Entries from a dataset of interfaces:
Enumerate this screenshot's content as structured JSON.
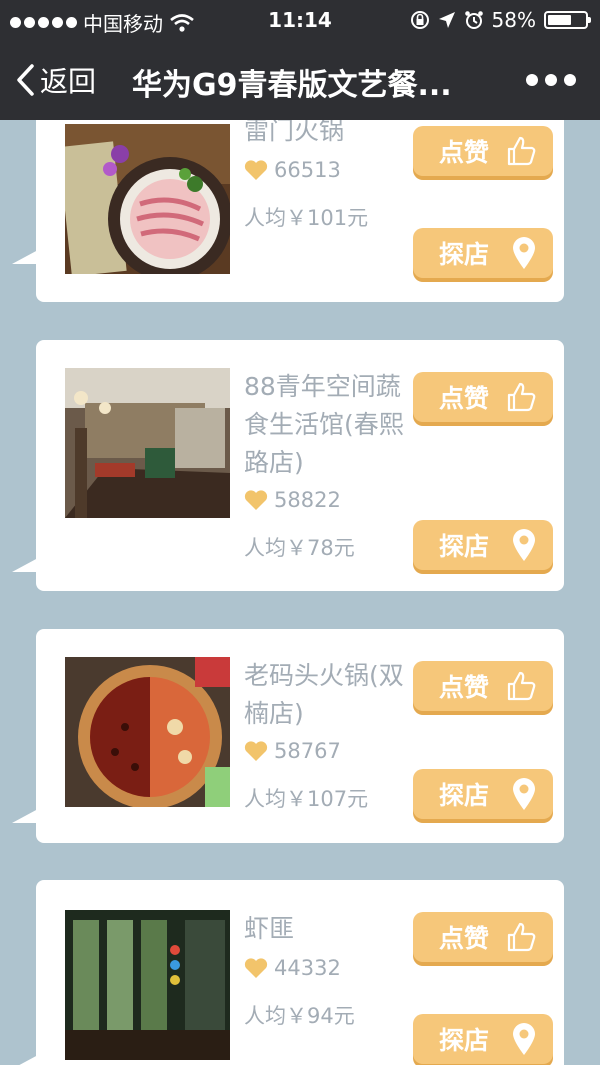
{
  "status_bar": {
    "carrier": "中国移动",
    "time": "11:14",
    "battery": "58%",
    "battery_level": 0.58
  },
  "nav": {
    "back_label": "返回",
    "title": "华为G9青春版文艺餐..."
  },
  "buttons": {
    "like_label": "点赞",
    "visit_label": "探店"
  },
  "restaurants": [
    {
      "name": "雷门火锅",
      "likes": "66513",
      "price": "人均￥101元"
    },
    {
      "name": "88青年空间蔬食生活馆(春熙路店)",
      "likes": "58822",
      "price": "人均￥78元"
    },
    {
      "name": "老码头火锅(双楠店)",
      "likes": "58767",
      "price": "人均￥107元"
    },
    {
      "name": "虾匪",
      "likes": "44332",
      "price": "人均￥94元"
    }
  ],
  "colors": {
    "background": "#aec3ce",
    "bar": "#2e2f33",
    "button": "#f6c77a",
    "button_shadow": "#e4a94f",
    "heart": "#f2c46b",
    "muted_text": "#a3acb5"
  }
}
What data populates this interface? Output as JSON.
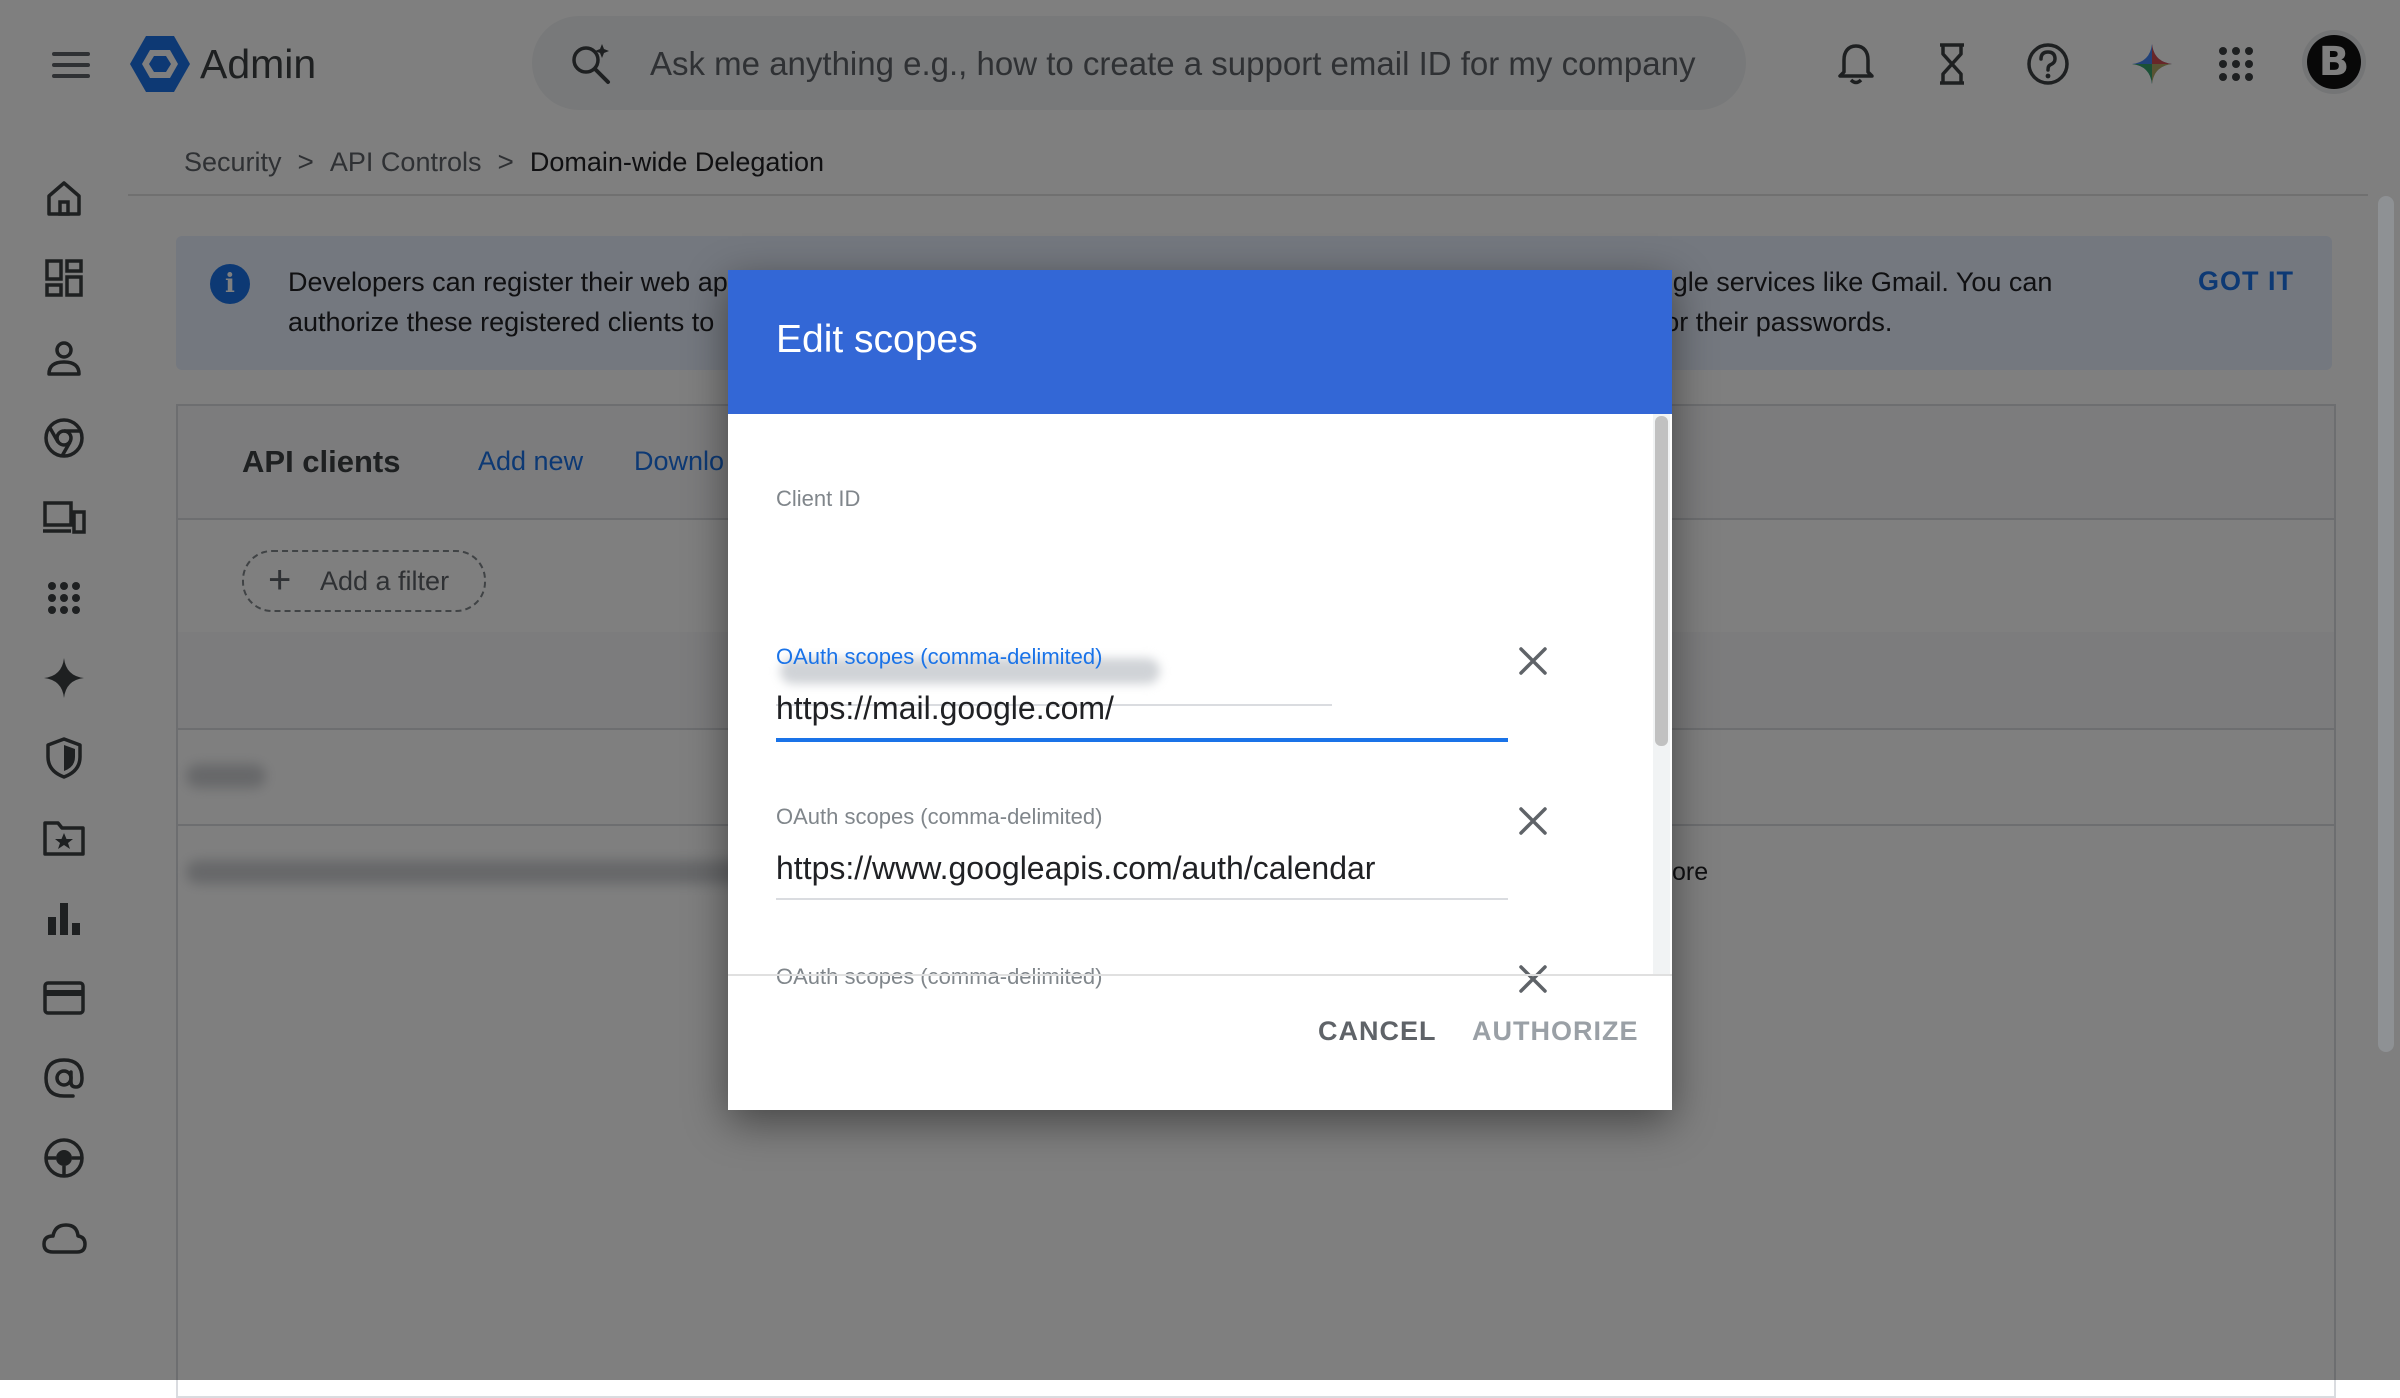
{
  "app": {
    "title": "Admin"
  },
  "search": {
    "placeholder": "Ask me anything e.g., how to create a support email ID for my company"
  },
  "topbar_icons": [
    "bell-icon",
    "hourglass-icon",
    "help-icon",
    "gemini-icon",
    "apps-grid-icon"
  ],
  "avatar": {
    "letter": "B"
  },
  "left_nav": [
    "home-icon",
    "dashboard-icon",
    "person-icon",
    "chrome-icon",
    "devices-icon",
    "apps-icon",
    "sparkle-icon",
    "shield-icon",
    "folder-star-icon",
    "bar-chart-icon",
    "billing-card-icon",
    "at-sign-icon",
    "support-icon",
    "cloud-icon"
  ],
  "breadcrumb": {
    "items": [
      "Security",
      "API Controls",
      "Domain-wide Delegation"
    ],
    "separator": ">"
  },
  "banner": {
    "line1_left": "Developers can register their web ap",
    "line1_right": "ogle services like Gmail. You can",
    "line2_left": "authorize these registered clients to",
    "line2_right": "t or their passwords.",
    "action": "GOT IT"
  },
  "card": {
    "title": "API clients",
    "add_new": "Add new",
    "download": "Downlo",
    "filter_chip": "Add a filter",
    "row_tail": "ore"
  },
  "dialog": {
    "title": "Edit scopes",
    "client_id_label": "Client ID",
    "scopes": [
      {
        "label": "OAuth scopes (comma-delimited)",
        "value": "https://mail.google.com/",
        "focused": true
      },
      {
        "label": "OAuth scopes (comma-delimited)",
        "value": "https://www.googleapis.com/auth/calendar",
        "focused": false
      },
      {
        "label": "OAuth scopes (comma-delimited)",
        "value": "",
        "focused": false
      }
    ],
    "cancel": "CANCEL",
    "authorize": "AUTHORIZE"
  },
  "colors": {
    "header_blue": "#3367d6",
    "accent": "#1a73e8",
    "scrim": "rgba(0,0,0,0.5)"
  }
}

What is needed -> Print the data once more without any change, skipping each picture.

Reply ->
Enumerate this screenshot's content as structured JSON.
{
  "status_bar": {
    "carrier": "中国移动",
    "time": "11:14",
    "battery": "58%",
    "battery_level": 0.58
  },
  "nav": {
    "back_label": "返回",
    "title": "华为G9青春版文艺餐..."
  },
  "buttons": {
    "like_label": "点赞",
    "visit_label": "探店"
  },
  "restaurants": [
    {
      "name": "雷门火锅",
      "likes": "66513",
      "price": "人均￥101元"
    },
    {
      "name": "88青年空间蔬食生活馆(春熙路店)",
      "likes": "58822",
      "price": "人均￥78元"
    },
    {
      "name": "老码头火锅(双楠店)",
      "likes": "58767",
      "price": "人均￥107元"
    },
    {
      "name": "虾匪",
      "likes": "44332",
      "price": "人均￥94元"
    }
  ],
  "colors": {
    "background": "#aec3ce",
    "bar": "#2e2f33",
    "button": "#f6c77a",
    "button_shadow": "#e4a94f",
    "heart": "#f2c46b",
    "muted_text": "#a3acb5"
  }
}
What data populates this interface? Output as JSON.
{
  "app": {
    "title": "Admin"
  },
  "search": {
    "placeholder": "Ask me anything e.g., how to create a support email ID for my company"
  },
  "topbar_icons": [
    "bell-icon",
    "hourglass-icon",
    "help-icon",
    "gemini-icon",
    "apps-grid-icon"
  ],
  "avatar": {
    "letter": "B"
  },
  "left_nav": [
    "home-icon",
    "dashboard-icon",
    "person-icon",
    "chrome-icon",
    "devices-icon",
    "apps-icon",
    "sparkle-icon",
    "shield-icon",
    "folder-star-icon",
    "bar-chart-icon",
    "billing-card-icon",
    "at-sign-icon",
    "support-icon",
    "cloud-icon"
  ],
  "breadcrumb": {
    "items": [
      "Security",
      "API Controls",
      "Domain-wide Delegation"
    ],
    "separator": ">"
  },
  "banner": {
    "line1_left": "Developers can register their web ap",
    "line1_right": "ogle services like Gmail. You can",
    "line2_left": "authorize these registered clients to",
    "line2_right": "t or their passwords.",
    "action": "GOT IT"
  },
  "card": {
    "title": "API clients",
    "add_new": "Add new",
    "download": "Downlo",
    "filter_chip": "Add a filter",
    "row_tail": "ore"
  },
  "dialog": {
    "title": "Edit scopes",
    "client_id_label": "Client ID",
    "scopes": [
      {
        "label": "OAuth scopes (comma-delimited)",
        "value": "https://mail.google.com/",
        "focused": true
      },
      {
        "label": "OAuth scopes (comma-delimited)",
        "value": "https://www.googleapis.com/auth/calendar",
        "focused": false
      },
      {
        "label": "OAuth scopes (comma-delimited)",
        "value": "",
        "focused": false
      }
    ],
    "cancel": "CANCEL",
    "authorize": "AUTHORIZE"
  },
  "colors": {
    "header_blue": "#3367d6",
    "accent": "#1a73e8",
    "scrim": "rgba(0,0,0,0.5)"
  }
}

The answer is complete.